Prompt
From the entries below, list each line with "name".

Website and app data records
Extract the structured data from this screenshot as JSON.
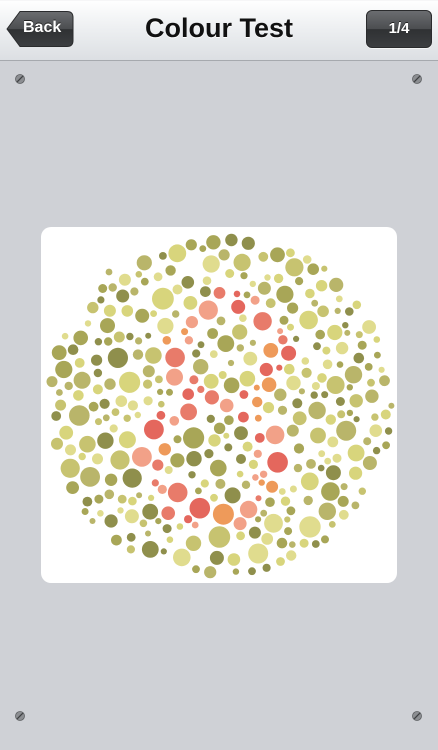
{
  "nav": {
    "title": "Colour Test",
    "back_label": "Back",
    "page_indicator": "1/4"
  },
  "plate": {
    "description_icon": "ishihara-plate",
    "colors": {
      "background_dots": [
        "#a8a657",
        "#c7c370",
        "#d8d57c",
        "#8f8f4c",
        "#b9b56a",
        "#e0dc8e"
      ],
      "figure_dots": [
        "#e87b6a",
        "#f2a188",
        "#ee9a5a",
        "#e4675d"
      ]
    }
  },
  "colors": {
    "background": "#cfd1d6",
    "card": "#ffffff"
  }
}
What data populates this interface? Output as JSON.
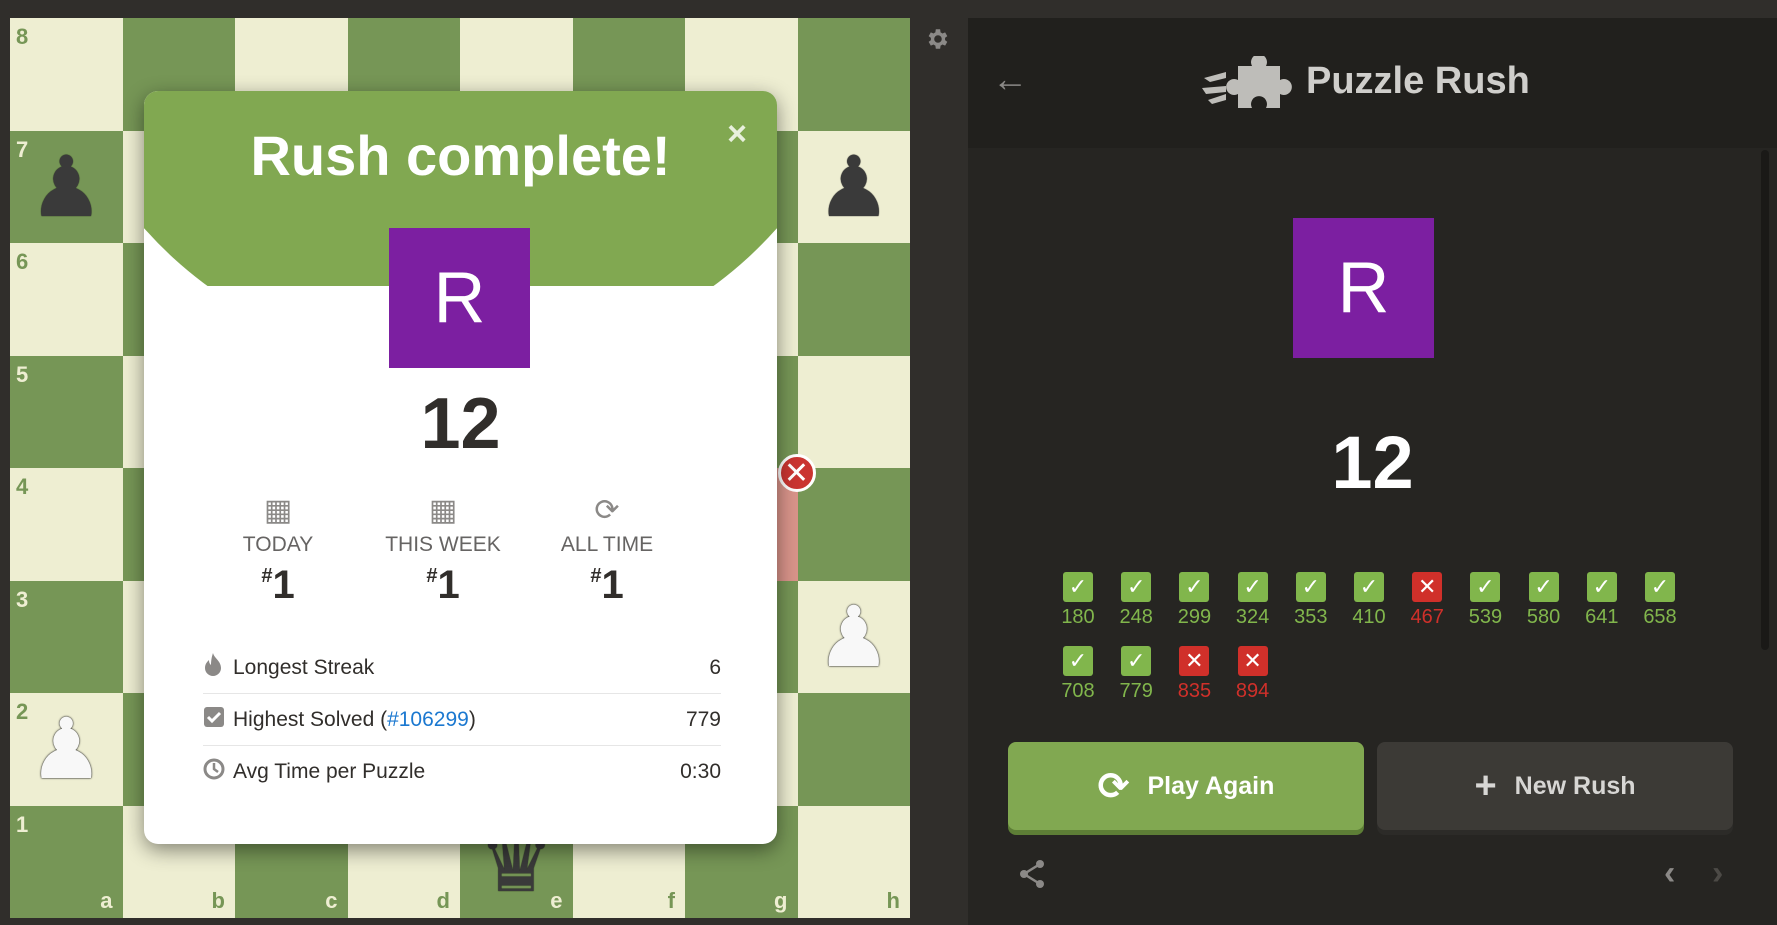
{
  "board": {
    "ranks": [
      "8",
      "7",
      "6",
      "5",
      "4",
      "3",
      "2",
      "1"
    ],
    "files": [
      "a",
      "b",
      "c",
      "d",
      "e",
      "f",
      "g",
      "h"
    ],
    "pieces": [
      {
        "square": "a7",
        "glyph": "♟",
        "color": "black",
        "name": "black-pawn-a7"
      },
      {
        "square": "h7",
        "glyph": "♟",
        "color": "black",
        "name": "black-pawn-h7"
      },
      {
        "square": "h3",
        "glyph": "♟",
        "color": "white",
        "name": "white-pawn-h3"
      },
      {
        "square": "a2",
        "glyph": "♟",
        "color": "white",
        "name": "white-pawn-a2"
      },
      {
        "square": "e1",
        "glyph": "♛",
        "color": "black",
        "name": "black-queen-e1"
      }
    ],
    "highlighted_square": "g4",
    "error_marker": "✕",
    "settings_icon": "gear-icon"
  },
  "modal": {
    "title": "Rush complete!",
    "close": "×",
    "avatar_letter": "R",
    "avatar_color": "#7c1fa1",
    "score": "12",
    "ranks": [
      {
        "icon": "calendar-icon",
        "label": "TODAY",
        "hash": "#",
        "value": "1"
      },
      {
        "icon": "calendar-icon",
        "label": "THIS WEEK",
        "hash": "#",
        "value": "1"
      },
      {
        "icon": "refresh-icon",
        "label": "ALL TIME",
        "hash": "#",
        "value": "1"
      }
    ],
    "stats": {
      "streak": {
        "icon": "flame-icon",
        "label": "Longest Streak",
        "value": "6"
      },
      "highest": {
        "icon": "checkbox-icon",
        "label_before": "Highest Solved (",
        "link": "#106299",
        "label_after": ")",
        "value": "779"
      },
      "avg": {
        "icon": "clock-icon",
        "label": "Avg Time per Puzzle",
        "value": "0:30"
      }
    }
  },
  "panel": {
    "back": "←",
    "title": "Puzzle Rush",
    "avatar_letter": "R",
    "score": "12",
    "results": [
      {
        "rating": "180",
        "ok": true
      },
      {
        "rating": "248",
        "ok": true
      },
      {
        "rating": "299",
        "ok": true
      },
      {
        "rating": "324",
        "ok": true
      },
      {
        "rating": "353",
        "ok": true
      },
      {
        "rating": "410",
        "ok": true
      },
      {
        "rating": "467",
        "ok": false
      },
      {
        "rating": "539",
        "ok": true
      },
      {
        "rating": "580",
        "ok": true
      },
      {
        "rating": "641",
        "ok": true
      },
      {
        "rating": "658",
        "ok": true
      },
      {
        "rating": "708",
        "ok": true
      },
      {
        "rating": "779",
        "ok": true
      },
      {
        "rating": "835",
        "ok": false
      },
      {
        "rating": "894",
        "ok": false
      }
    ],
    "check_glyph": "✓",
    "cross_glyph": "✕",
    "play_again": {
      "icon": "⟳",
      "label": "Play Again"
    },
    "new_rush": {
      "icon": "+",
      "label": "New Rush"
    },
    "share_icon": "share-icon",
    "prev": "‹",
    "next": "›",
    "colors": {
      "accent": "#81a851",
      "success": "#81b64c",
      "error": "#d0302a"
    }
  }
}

Solution for this task
        "name": "black-pawn-a7"
        "name": "black-pawn-h7"
        "name": "white-pawn-h3"
        "name": "white-pawn-a2"
        "name": "black-queen-e1"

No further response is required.